On the morning of Nov. 30, Ukrainians woke up to shocking footage of the brutal beating. They didn’t wait long to react.
That same day thousands took the streets to protest, demanding punishment for those responsible for the overnight attack.
On Dec. 1, the protesters moved back into and started setting up a camp on Independence Square and occupying government buildings in Kyiv.
All of the police’s attempts to clear the streets ended up causing even a bigger backlash, bringing more and more people to join the uprising.

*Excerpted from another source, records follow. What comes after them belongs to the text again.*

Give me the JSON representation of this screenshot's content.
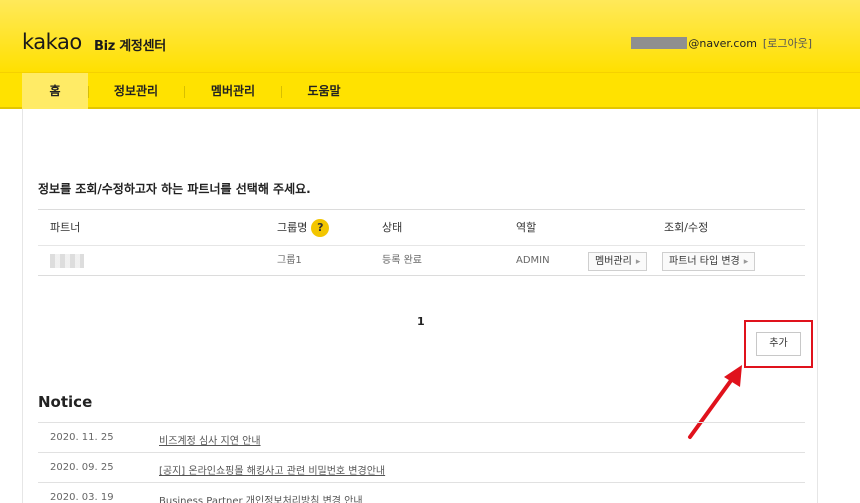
{
  "header": {
    "logo": "kakao",
    "subtitle": "Biz 계정센터",
    "email": "@naver.com",
    "logout_label": "[로그아웃]"
  },
  "nav": {
    "items": [
      {
        "label": "홈",
        "active": true
      },
      {
        "label": "정보관리",
        "active": false
      },
      {
        "label": "멤버관리",
        "active": false
      },
      {
        "label": "도움말",
        "active": false
      }
    ]
  },
  "main": {
    "prompt": "정보를 조회/수정하고자 하는 파트너를 선택해 주세요.",
    "table": {
      "headers": {
        "partner": "파트너",
        "group": "그룹명",
        "help": "?",
        "status": "상태",
        "role": "역할",
        "actions": "조회/수정"
      },
      "rows": [
        {
          "group": "그룹1",
          "status": "등록 완료",
          "role": "ADMIN",
          "member_btn": "멤버관리",
          "type_btn": "파트너 타입 변경"
        }
      ]
    },
    "pagination": {
      "current": "1"
    },
    "add_label": "추가"
  },
  "notice": {
    "title": "Notice",
    "items": [
      {
        "date": "2020. 11. 25",
        "title": "비즈계정 심사 지연 안내",
        "link": true
      },
      {
        "date": "2020. 09. 25",
        "title": "[공지] 온라인쇼핑몰 해킹사고 관련 비밀번호 변경안내",
        "link": true
      },
      {
        "date": "2020. 03. 19",
        "title": "Business Partner 개인정보처리방침 변경 안내",
        "link": false
      }
    ]
  },
  "colors": {
    "header_yellow": "#ffe200",
    "highlight_red": "#e0121c",
    "help_badge": "#f3c600"
  }
}
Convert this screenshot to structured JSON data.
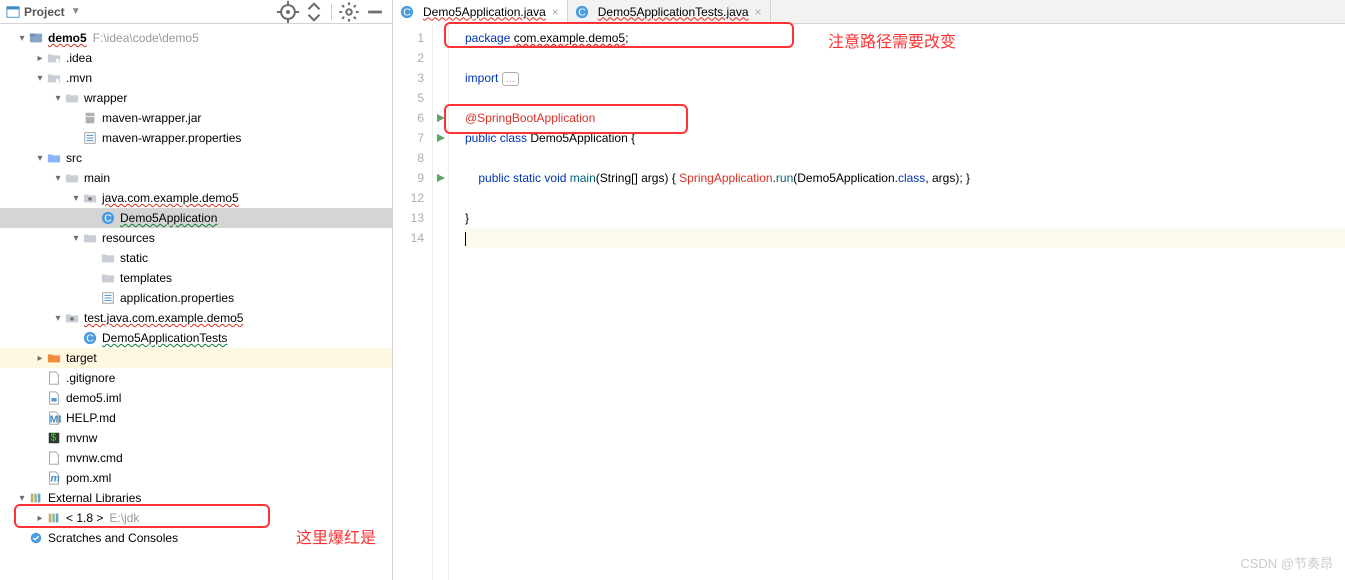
{
  "sidebar": {
    "title": "Project",
    "toolbar_icons": [
      "target-icon",
      "collapse-icon",
      "gear-icon",
      "hide-icon"
    ],
    "nodes": [
      {
        "indent": 0,
        "arrow": "v",
        "icon": "module",
        "label": "demo5",
        "bold": true,
        "extra": "F:\\idea\\code\\demo5",
        "squiggle": true
      },
      {
        "indent": 1,
        "arrow": ">",
        "icon": "folder-dot",
        "label": ".idea"
      },
      {
        "indent": 1,
        "arrow": "v",
        "icon": "folder-dot",
        "label": ".mvn"
      },
      {
        "indent": 2,
        "arrow": "v",
        "icon": "folder",
        "label": "wrapper"
      },
      {
        "indent": 3,
        "arrow": "",
        "icon": "jar",
        "label": "maven-wrapper.jar"
      },
      {
        "indent": 3,
        "arrow": "",
        "icon": "props",
        "label": "maven-wrapper.properties"
      },
      {
        "indent": 1,
        "arrow": "v",
        "icon": "folder-src",
        "label": "src"
      },
      {
        "indent": 2,
        "arrow": "v",
        "icon": "folder",
        "label": "main"
      },
      {
        "indent": 3,
        "arrow": "v",
        "icon": "folder-pkg",
        "label": "java.com.example.demo5",
        "squiggle": true
      },
      {
        "indent": 4,
        "arrow": "",
        "icon": "class",
        "label": "Demo5Application",
        "selected": true,
        "sqgreen": true
      },
      {
        "indent": 3,
        "arrow": "v",
        "icon": "folder",
        "label": "resources"
      },
      {
        "indent": 4,
        "arrow": "",
        "icon": "folder",
        "label": "static"
      },
      {
        "indent": 4,
        "arrow": "",
        "icon": "folder",
        "label": "templates"
      },
      {
        "indent": 4,
        "arrow": "",
        "icon": "props",
        "label": "application.properties"
      },
      {
        "indent": 2,
        "arrow": "v",
        "icon": "folder-pkg",
        "label": "test.java.com.example.demo5",
        "squiggle": true
      },
      {
        "indent": 3,
        "arrow": "",
        "icon": "class",
        "label": "Demo5ApplicationTests",
        "sqgreen": true
      },
      {
        "indent": 1,
        "arrow": ">",
        "icon": "folder-excl",
        "label": "target",
        "hl": true
      },
      {
        "indent": 1,
        "arrow": "",
        "icon": "file",
        "label": ".gitignore"
      },
      {
        "indent": 1,
        "arrow": "",
        "icon": "file-iml",
        "label": "demo5.iml"
      },
      {
        "indent": 1,
        "arrow": "",
        "icon": "file-md",
        "label": "HELP.md"
      },
      {
        "indent": 1,
        "arrow": "",
        "icon": "file-sh",
        "label": "mvnw"
      },
      {
        "indent": 1,
        "arrow": "",
        "icon": "file",
        "label": "mvnw.cmd"
      },
      {
        "indent": 1,
        "arrow": "",
        "icon": "file-m",
        "label": "pom.xml"
      },
      {
        "indent": 0,
        "arrow": "v",
        "icon": "lib",
        "label": "External Libraries"
      },
      {
        "indent": 1,
        "arrow": ">",
        "icon": "lib",
        "label": "< 1.8 >",
        "extra": "E:\\jdk"
      },
      {
        "indent": 0,
        "arrow": "",
        "icon": "scratch",
        "label": "Scratches and Consoles"
      }
    ]
  },
  "tabs": [
    {
      "label": "Demo5Application.java",
      "active": true,
      "squiggle": true
    },
    {
      "label": "Demo5ApplicationTests.java",
      "active": false,
      "squiggle": true
    }
  ],
  "code": {
    "lines": [
      {
        "n": 1,
        "html": "<span class='kw'>package</span> <span class='err'>com.example.demo5</span>;"
      },
      {
        "n": 2,
        "html": ""
      },
      {
        "n": 3,
        "html": "<span class='kw'>import</span> <span class='fold'>...</span>"
      },
      {
        "n": 5,
        "html": ""
      },
      {
        "n": 6,
        "run": true,
        "html": "<span class='ann red-txt'>@SpringBootApplication</span>"
      },
      {
        "n": 7,
        "run": true,
        "html": "<span class='kw'>public class</span> <span class='cls'>Demo5Application</span> {"
      },
      {
        "n": 8,
        "html": ""
      },
      {
        "n": 9,
        "run": true,
        "html": "    <span class='kw'>public static</span> <span class='kw'>void</span> <span class='fn'>main</span>(<span class='cls'>String</span>[] args) { <span class='red-txt'>SpringApplication</span>.<span class='fn'>run</span>(Demo5Application.<span class='kw'>class</span>, args); }"
      },
      {
        "n": 12,
        "html": ""
      },
      {
        "n": 13,
        "html": "}"
      },
      {
        "n": 14,
        "caret": true,
        "html": "<span class='caret-stick'></span>"
      }
    ]
  },
  "annotations": {
    "top_note": "注意路径需要改变",
    "bottom_note": "这里爆红是"
  },
  "watermark": "CSDN @节奏昂"
}
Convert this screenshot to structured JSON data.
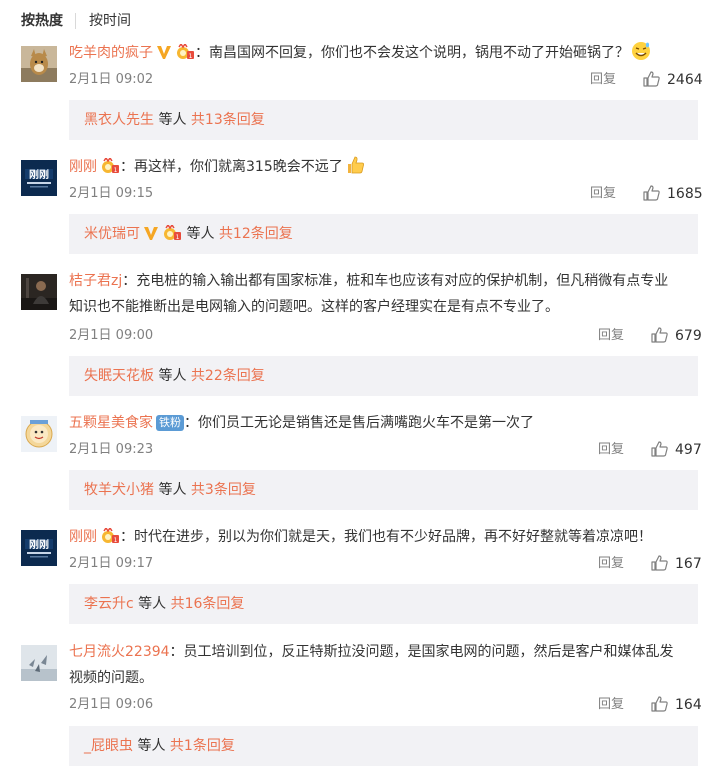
{
  "sort": {
    "hot_label": "按热度",
    "time_label": "按时间"
  },
  "colors": {
    "username": "#eb7350",
    "meta": "#808080",
    "sub_bg": "#f2f2f5",
    "tiefen_bg": "#5b9bd5"
  },
  "comments": [
    {
      "username": "吃羊肉的疯子",
      "badges": [
        "vip-v-icon",
        "fan-badge-icon"
      ],
      "text": "：南昌国网不回复，你们也不会发这个说明，锅甩不动了开始砸锅了？",
      "emoji": "sweat-smile-emoji",
      "time": "2月1日 09:02",
      "reply_label": "回复",
      "likes": "2464",
      "sub_user": "黑衣人先生",
      "sub_mid": " 等人 ",
      "sub_count": "共13条回复"
    },
    {
      "username": "刚刚",
      "badges": [
        "fan-badge-icon"
      ],
      "text": "：再这样，你们就离315晚会不远了",
      "emoji": "thumbs-up-emoji",
      "time": "2月1日 09:15",
      "reply_label": "回复",
      "likes": "1685",
      "sub_user": "米优瑞可",
      "sub_mid": " 等人 ",
      "sub_count": "共12条回复"
    },
    {
      "username": "桔子君zj",
      "text_line1": "：充电桩的输入输出都有国家标准，桩和车也应该有对应的保护机制，但凡稍微有点专业",
      "text_line2": "知识也不能推断出是电网输入的问题吧。这样的客户经理实在是有点不专业了。",
      "time": "2月1日 09:00",
      "reply_label": "回复",
      "likes": "679",
      "sub_user": "失眠天花板",
      "sub_mid": " 等人 ",
      "sub_count": "共22条回复"
    },
    {
      "username": "五颗星美食家",
      "tiefen": "铁粉",
      "text": "：你们员工无论是销售还是售后满嘴跑火车不是第一次了",
      "time": "2月1日 09:23",
      "reply_label": "回复",
      "likes": "497",
      "sub_user": "牧羊犬小猪",
      "sub_mid": " 等人 ",
      "sub_count": "共3条回复"
    },
    {
      "username": "刚刚",
      "badges": [
        "fan-badge-icon"
      ],
      "text": "：时代在进步，别以为你们就是天，我们也有不少好品牌，再不好好整就等着凉凉吧！",
      "time": "2月1日 09:17",
      "reply_label": "回复",
      "likes": "167",
      "sub_user": "李云升c",
      "sub_mid": " 等人 ",
      "sub_count": "共16条回复"
    },
    {
      "username": "七月流火22394",
      "text_line1": "：员工培训到位，反正特斯拉没问题，是国家电网的问题，然后是客户和媒体乱发",
      "text_line2": "视频的问题。",
      "time": "2月1日 09:06",
      "reply_label": "回复",
      "likes": "164",
      "sub_user": "_屁眼虫",
      "sub_mid": " 等人 ",
      "sub_count": "共1条回复"
    }
  ]
}
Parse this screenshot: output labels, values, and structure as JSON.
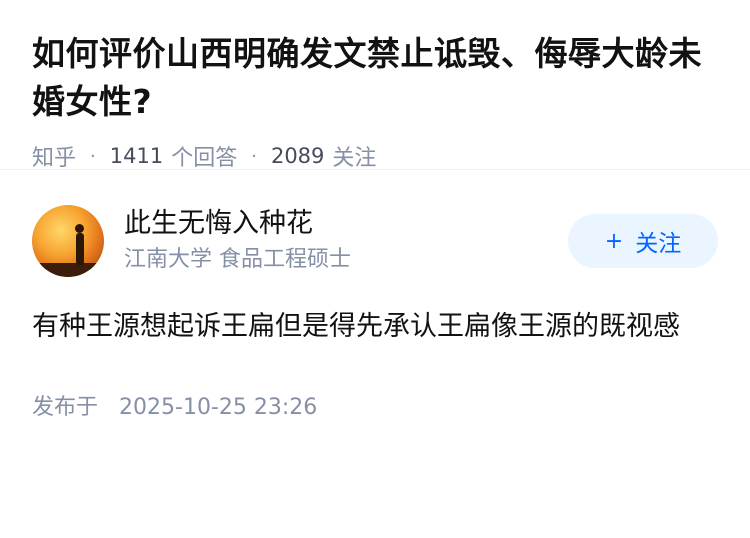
{
  "question": {
    "title": "如何评价山西明确发文禁止诋毁、侮辱大龄未婚女性?",
    "source": "知乎",
    "answer_count": "1411",
    "answer_unit": "个回答",
    "follower_count": "2089",
    "follower_unit": "关注"
  },
  "answer": {
    "author_name": "此生无悔入种花",
    "author_desc": "江南大学 食品工程硕士",
    "follow_label": "关注",
    "follow_icon": "plus-icon",
    "content": "有种王源想起诉王扁但是得先承认王扁像王源的既视感",
    "published_label": "发布于",
    "published_time": "2025-10-25 23:26"
  },
  "colors": {
    "accent": "#0066ff",
    "follow_bg": "#ebf5ff",
    "meta_gray": "#8590a6"
  }
}
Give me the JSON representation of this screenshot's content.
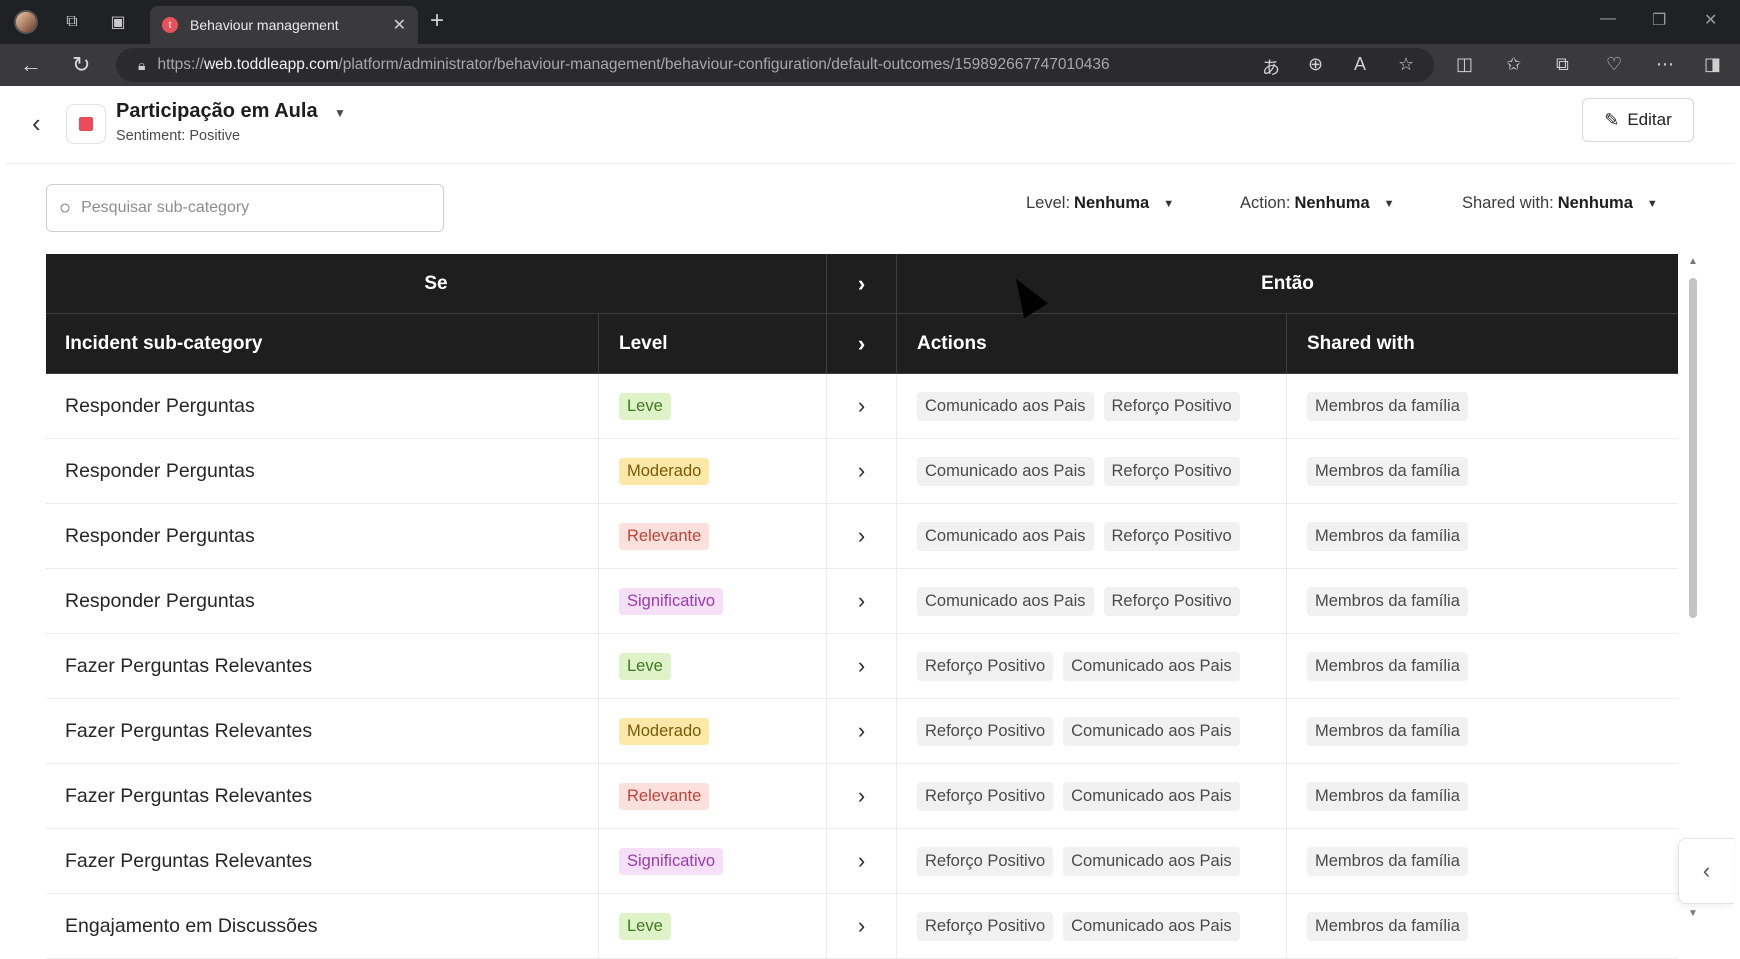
{
  "browser": {
    "tab_title": "Behaviour management",
    "tab_favicon_letter": "t",
    "url_scheme": "https://",
    "url_host": "web.toddleapp.com",
    "url_path": "/platform/administrator/behaviour-management/behaviour-configuration/default-outcomes/159892667747010436"
  },
  "header": {
    "title": "Participação em Aula",
    "sentiment": "Sentiment: Positive",
    "edit_label": "Editar",
    "category_color": "#ef4a5b"
  },
  "search": {
    "placeholder": "Pesquisar sub-category",
    "value": ""
  },
  "filters": {
    "level_label": "Level:",
    "level_value": "Nenhuma",
    "action_label": "Action:",
    "action_value": "Nenhuma",
    "shared_label": "Shared with:",
    "shared_value": "Nenhuma"
  },
  "table": {
    "group_if": "Se",
    "group_then": "Então",
    "col_subcategory": "Incident sub-category",
    "col_level": "Level",
    "col_actions": "Actions",
    "col_shared": "Shared with",
    "rows": [
      {
        "sub": "Responder Perguntas",
        "level": "Leve",
        "actions": [
          "Comunicado aos Pais",
          "Reforço Positivo"
        ],
        "shared": "Membros da família"
      },
      {
        "sub": "Responder Perguntas",
        "level": "Moderado",
        "actions": [
          "Comunicado aos Pais",
          "Reforço Positivo"
        ],
        "shared": "Membros da família"
      },
      {
        "sub": "Responder Perguntas",
        "level": "Relevante",
        "actions": [
          "Comunicado aos Pais",
          "Reforço Positivo"
        ],
        "shared": "Membros da família"
      },
      {
        "sub": "Responder Perguntas",
        "level": "Significativo",
        "actions": [
          "Comunicado aos Pais",
          "Reforço Positivo"
        ],
        "shared": "Membros da família"
      },
      {
        "sub": "Fazer Perguntas Relevantes",
        "level": "Leve",
        "actions": [
          "Reforço Positivo",
          "Comunicado aos Pais"
        ],
        "shared": "Membros da família"
      },
      {
        "sub": "Fazer Perguntas Relevantes",
        "level": "Moderado",
        "actions": [
          "Reforço Positivo",
          "Comunicado aos Pais"
        ],
        "shared": "Membros da família"
      },
      {
        "sub": "Fazer Perguntas Relevantes",
        "level": "Relevante",
        "actions": [
          "Reforço Positivo",
          "Comunicado aos Pais"
        ],
        "shared": "Membros da família"
      },
      {
        "sub": "Fazer Perguntas Relevantes",
        "level": "Significativo",
        "actions": [
          "Reforço Positivo",
          "Comunicado aos Pais"
        ],
        "shared": "Membros da família"
      },
      {
        "sub": "Engajamento em Discussões",
        "level": "Leve",
        "actions": [
          "Reforço Positivo",
          "Comunicado aos Pais"
        ],
        "shared": "Membros da família"
      }
    ]
  },
  "icons": {
    "back": "back-arrow-icon",
    "search": "search-icon",
    "edit": "pencil-icon",
    "row_arrow": "chevron-right-icon",
    "collapse": "chevron-left-icon"
  }
}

On Dec. 8, "A Million’s March" took place in central Kyiv with around 1 million people demanding the resignation of Azarov’s government. Protests continued all across Ukraine.
What were the revolution's demands?
The EuroMaidan initially began with people protesting the disruption of Ukraine’s European integration. But as the authorities used force to repress peaceful demonstrations, people’s demands changed.
Ukrainians opposed the widespread corruption, police violence, and abuse of power by Yanukovych and his allies, eventually demanding his resignation.
How did the revolution result in the murder of more than 100 protestors?
From the start, the pro-Kremlin government and riot police thought they could crush the protest by force. It didn’t work, in turn, it caused more people to protest.
On Jan. 16, the government adopted a package of anti-democratic laws, restricting freedom of speech and freedom of assembly. Known as the “dictatorship laws,” they aimed to criminalize the opposition and civil society. The adoption of these laws had the opposite effect.
The number of people outraged by the government’s actions increased, while the riot police turned excessively violent.
The next day, several public organizations announced a full mobilization on Independence Square. More and more people camped in the square. They called for "massive and immediate resistance" to the “criminals in power.”
On Jan. 19, the riot police and other forces tried to push protesters out of the camp, shooting firearms at them. The protesters built barricades, used Molotov cocktails, famously burned tires, and threw paving stones at law enforcement.
On Jan. 22, a sniper killed the first two protesters, Serhiy Nigoyan and Mykhailo Zhyznevskyi, the first of the Heavenly Hundred. Two more protesters were injured that day, eventually dying in the hospital.
On Feb. 18-20 violence in Kyiv escalated dramatically, with law enforcement firing at crowds of unarmed protesters, killing nearly a hundred of them.
A turning point came when on Feb. 20, the parliament, including lawmakers from Yanukovych’s Party of Regions, voted to condemn violence against the demonstrators. The next day, protesters demanded Yanukovych’s resignation.
Yanukovych soon fled Ukraine. His 140-hectare luxurious residence called Mezhyhirya just outside Kyiv was opened to the public.
On Feb. 22, the parliament removed Yanukovych from office. By then, Yanukovych’s pro-Kremlin government had collapsed.
What is the legacy of the revolution?
The EuroMaidan Revolution was a defining moment in the history of modern Ukraine, a time when the Ukrainian people made a clear conscious decision that they want their country to grow into a full-fledged democracy and become a member of the EU.
In the following years, Ukraine signed an association agreement with the EU and received a visa-free regime with the bloc. In 2022, during Russia's all-out war, in a historic turn, the EU granted Ukraine candidate status.
The uprising also laid the foundation for the development of a strong civil society in Ukraine and ignited a cultural renaissance, as Ukrainians started to explore their history and identity more deeply.
Meanwhile, after losing influence over the Ukrainian government in 2014, Moscow launched a war against Ukraine in an attempt to pull Kyiv back into its orbit.
Russia occupied Crimea in March 2014. It soon launched an attack on Ukraine’s eastern Donbas region, occupying parts of Donetsk and Luhansk oblasts.
In February 2022, Russia launched a full-scale invasion of Ukraine, bombing cities all across the country.